═════ Dataset ═════
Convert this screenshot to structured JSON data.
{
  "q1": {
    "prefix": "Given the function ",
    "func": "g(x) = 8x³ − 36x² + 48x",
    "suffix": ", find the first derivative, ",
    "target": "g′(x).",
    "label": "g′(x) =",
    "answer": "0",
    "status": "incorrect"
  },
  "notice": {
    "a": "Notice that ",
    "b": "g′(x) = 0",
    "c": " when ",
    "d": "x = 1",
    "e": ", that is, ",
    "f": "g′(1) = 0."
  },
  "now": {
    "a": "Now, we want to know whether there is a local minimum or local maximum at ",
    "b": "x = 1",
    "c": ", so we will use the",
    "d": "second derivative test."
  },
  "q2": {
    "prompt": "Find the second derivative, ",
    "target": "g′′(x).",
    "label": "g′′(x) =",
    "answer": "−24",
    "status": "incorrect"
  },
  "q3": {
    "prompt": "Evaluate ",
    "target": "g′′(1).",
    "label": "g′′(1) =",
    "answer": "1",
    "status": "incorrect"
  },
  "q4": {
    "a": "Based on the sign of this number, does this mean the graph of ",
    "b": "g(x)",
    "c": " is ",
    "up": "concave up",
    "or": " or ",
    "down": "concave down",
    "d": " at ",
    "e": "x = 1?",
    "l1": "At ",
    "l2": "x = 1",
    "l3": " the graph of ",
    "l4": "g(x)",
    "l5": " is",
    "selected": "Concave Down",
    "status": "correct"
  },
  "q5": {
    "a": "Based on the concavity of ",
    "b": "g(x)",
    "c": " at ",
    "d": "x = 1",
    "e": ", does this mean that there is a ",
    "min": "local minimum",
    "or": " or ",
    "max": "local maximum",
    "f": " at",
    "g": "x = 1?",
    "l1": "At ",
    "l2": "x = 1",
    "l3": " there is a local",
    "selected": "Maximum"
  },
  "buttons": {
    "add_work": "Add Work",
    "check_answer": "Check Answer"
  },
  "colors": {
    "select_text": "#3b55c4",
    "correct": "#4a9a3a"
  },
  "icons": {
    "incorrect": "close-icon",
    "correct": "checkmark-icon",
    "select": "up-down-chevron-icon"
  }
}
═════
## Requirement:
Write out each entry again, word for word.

## Reply:
Convert this screenshot to structured JSON data.
{
  "q1": {
    "prefix": "Given the function ",
    "func": "g(x) = 8x³ − 36x² + 48x",
    "suffix": ", find the first derivative, ",
    "target": "g′(x).",
    "label": "g′(x) =",
    "answer": "0",
    "status": "incorrect"
  },
  "notice": {
    "a": "Notice that ",
    "b": "g′(x) = 0",
    "c": " when ",
    "d": "x = 1",
    "e": ", that is, ",
    "f": "g′(1) = 0."
  },
  "now": {
    "a": "Now, we want to know whether there is a local minimum or local maximum at ",
    "b": "x = 1",
    "c": ", so we will use the",
    "d": "second derivative test."
  },
  "q2": {
    "prompt": "Find the second derivative, ",
    "target": "g′′(x).",
    "label": "g′′(x) =",
    "answer": "−24",
    "status": "incorrect"
  },
  "q3": {
    "prompt": "Evaluate ",
    "target": "g′′(1).",
    "label": "g′′(1) =",
    "answer": "1",
    "status": "incorrect"
  },
  "q4": {
    "a": "Based on the sign of this number, does this mean the graph of ",
    "b": "g(x)",
    "c": " is ",
    "up": "concave up",
    "or": " or ",
    "down": "concave down",
    "d": " at ",
    "e": "x = 1?",
    "l1": "At ",
    "l2": "x = 1",
    "l3": " the graph of ",
    "l4": "g(x)",
    "l5": " is",
    "selected": "Concave Down",
    "status": "correct"
  },
  "q5": {
    "a": "Based on the concavity of ",
    "b": "g(x)",
    "c": " at ",
    "d": "x = 1",
    "e": ", does this mean that there is a ",
    "min": "local minimum",
    "or": " or ",
    "max": "local maximum",
    "f": " at",
    "g": "x = 1?",
    "l1": "At ",
    "l2": "x = 1",
    "l3": " there is a local",
    "selected": "Maximum"
  },
  "buttons": {
    "add_work": "Add Work",
    "check_answer": "Check Answer"
  },
  "colors": {
    "select_text": "#3b55c4",
    "correct": "#4a9a3a"
  },
  "icons": {
    "incorrect": "close-icon",
    "correct": "checkmark-icon",
    "select": "up-down-chevron-icon"
  }
}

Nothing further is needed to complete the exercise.